An employee who fails to notify the employer of a work injury within thirty days may jeopardize his or her ability to receive workers' compensation benefits.

Q. What are the benefits for an injured worker through workers' compensation?

Workers' Compensation law provides three types of benefits for a person who is injured while performing work-related duties.

  1. The employee is entitled to receive medical treatment for the work-related injury and does not have to pay for that treatment. The employer or insurer makes payment. But remember that the employer has the right by law to select the physician. So if you seek treatment that has not been authorized, you may have to pay for that treatment yourself.
  2. Temporary total disability (TTD) is compensation for the time the doctor says you are unable to work because of the injury. You will not receive TTD benefits for the first three regularly scheduled workdays you are off unless you are off longer than 14 calendar days. Those benefits are calculated at two-thirds of your average weekly wage not to exceed a maximum rate set by the legislature. Your average weekly wage is determined according to how your wages are fixed, whether by the week, by the month, by the year or by some other method, such as amount of sales. Temporary total disability benefits cease when the doctor says you are able to return to work. Although those wages are only two-thirds of your average wage, it is important to remember they are tax-free.
  3. Compensation for a permanent disability. Once a doctor has done all he or she feels can be done medically to help you, and you are not as physically able as you were before the injury, then you have a disability. And if there isn't anything else the doctor can do to make you any better, your disability will be "permanent," meaning you will suffer the effect of the injury from that point on. That disability will either be "total" meaning you are unable to perform any work, or "partial" which means you are able to work but there are limitations or restrictions as to what you are able to do. If you are determined to be permanently and totally disabled, your benefits will continue for the rest of your life. If your disability is a permanent partial disability (PPD), the legislature has established a formula to convert that disability into a dollar amount. The maximum weekly wage amount for a permanent partial disability is less than the maximum for the temporary total disability because the disability is partial instead of total. Compensation is for the disability only. The law does not provide compensation for pain and suffering.

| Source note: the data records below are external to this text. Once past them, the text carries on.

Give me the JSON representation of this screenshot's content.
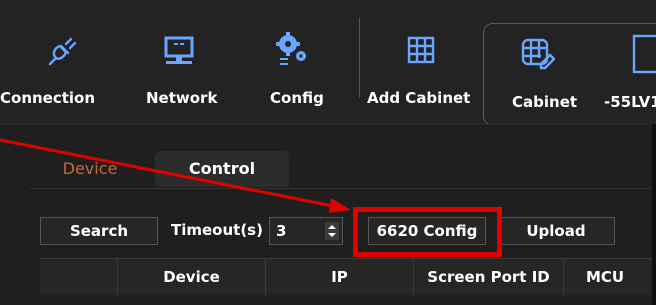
{
  "toolbar": {
    "items": [
      {
        "label": "Connection",
        "icon": "plug-icon"
      },
      {
        "label": "Network",
        "icon": "monitor-icon"
      },
      {
        "label": "Config",
        "icon": "gears-icon"
      },
      {
        "label": "Add Cabinet",
        "icon": "grid-icon"
      },
      {
        "label": "Cabinet",
        "icon": "grid-edit-icon"
      },
      {
        "label": "-55LV1",
        "icon": "panel-icon"
      }
    ]
  },
  "tabs": [
    {
      "label": "Device",
      "active": true
    },
    {
      "label": "Control",
      "active": false
    }
  ],
  "controls": {
    "search_label": "Search",
    "timeout_label": "Timeout(s)",
    "timeout_value": "3",
    "config_6620_label": "6620 Config",
    "upload_label": "Upload"
  },
  "table": {
    "columns": [
      "",
      "Device",
      "IP",
      "Screen Port ID",
      "MCU"
    ]
  },
  "colors": {
    "accent": "#c8693a",
    "icon_blue": "#6aa6ff",
    "highlight": "#e00000"
  }
}
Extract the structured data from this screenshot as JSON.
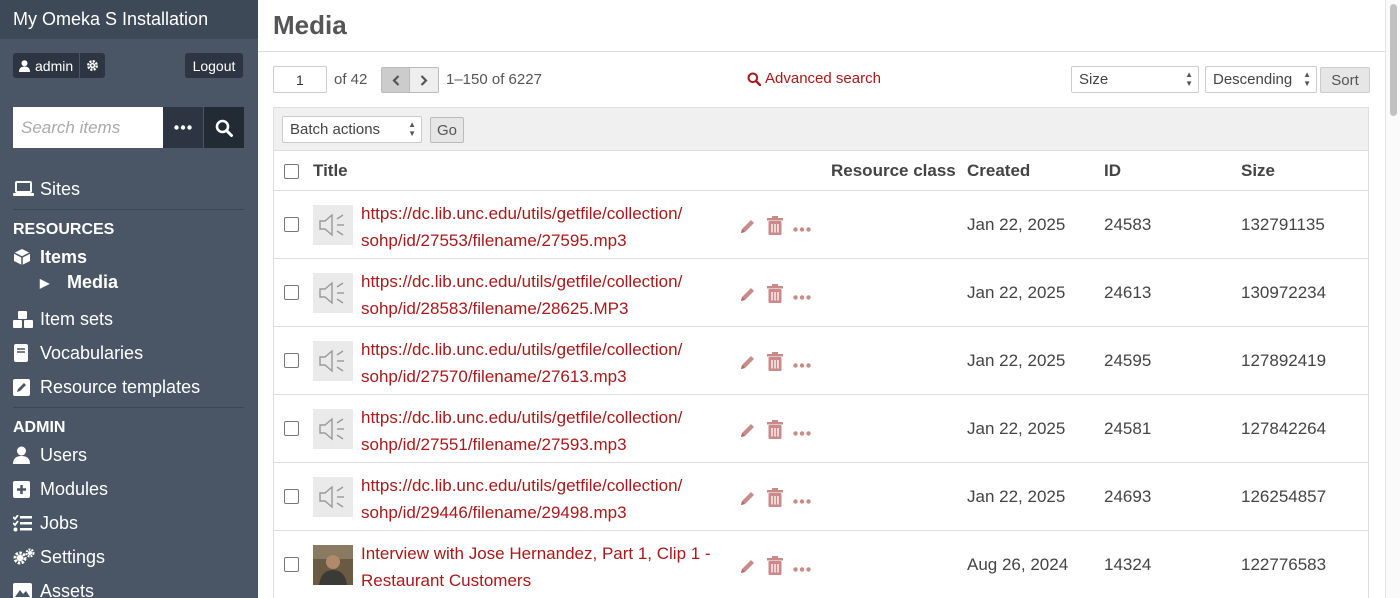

Areas of Practice Include:

Personal Injury

Missouri Personal Injury

Illinois Personal Injury

Fire Litigation and Subrogation

Missouri Workers Compensation

Illinois Workers Compensation

Auto and Trucking Accidents

Wrongful Death

Premises Liability

Traffic Offenses

Business Formation and Litigation

Medicare Secondary Payer Recovery